*** Opening of DATA SHOWN ***

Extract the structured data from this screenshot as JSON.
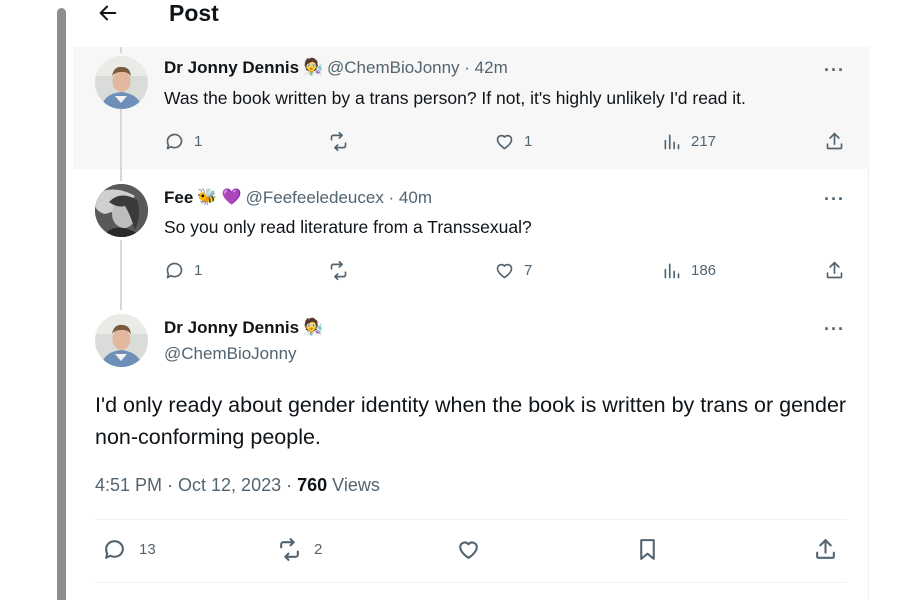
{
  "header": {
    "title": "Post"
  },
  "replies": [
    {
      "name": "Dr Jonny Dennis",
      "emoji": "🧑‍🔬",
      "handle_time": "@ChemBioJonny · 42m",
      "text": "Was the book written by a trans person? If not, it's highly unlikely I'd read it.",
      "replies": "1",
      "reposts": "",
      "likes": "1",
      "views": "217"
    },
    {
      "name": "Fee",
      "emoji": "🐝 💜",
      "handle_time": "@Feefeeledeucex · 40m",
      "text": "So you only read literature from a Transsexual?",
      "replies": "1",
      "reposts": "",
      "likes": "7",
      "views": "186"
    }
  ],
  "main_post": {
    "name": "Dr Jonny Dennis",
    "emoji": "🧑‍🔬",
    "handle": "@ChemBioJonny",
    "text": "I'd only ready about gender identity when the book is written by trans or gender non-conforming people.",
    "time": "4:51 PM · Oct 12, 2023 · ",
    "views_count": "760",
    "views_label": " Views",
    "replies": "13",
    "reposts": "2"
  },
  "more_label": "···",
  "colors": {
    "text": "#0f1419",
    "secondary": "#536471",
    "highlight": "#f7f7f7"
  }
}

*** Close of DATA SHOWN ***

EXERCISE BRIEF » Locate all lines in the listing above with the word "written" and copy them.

RESPONSE »
      "text": "Was the book written by a trans person? If not, it's highly unlikely I'd read it.",
    "text": "I'd only ready about gender identity when the book is written by trans or gender non-conforming people.",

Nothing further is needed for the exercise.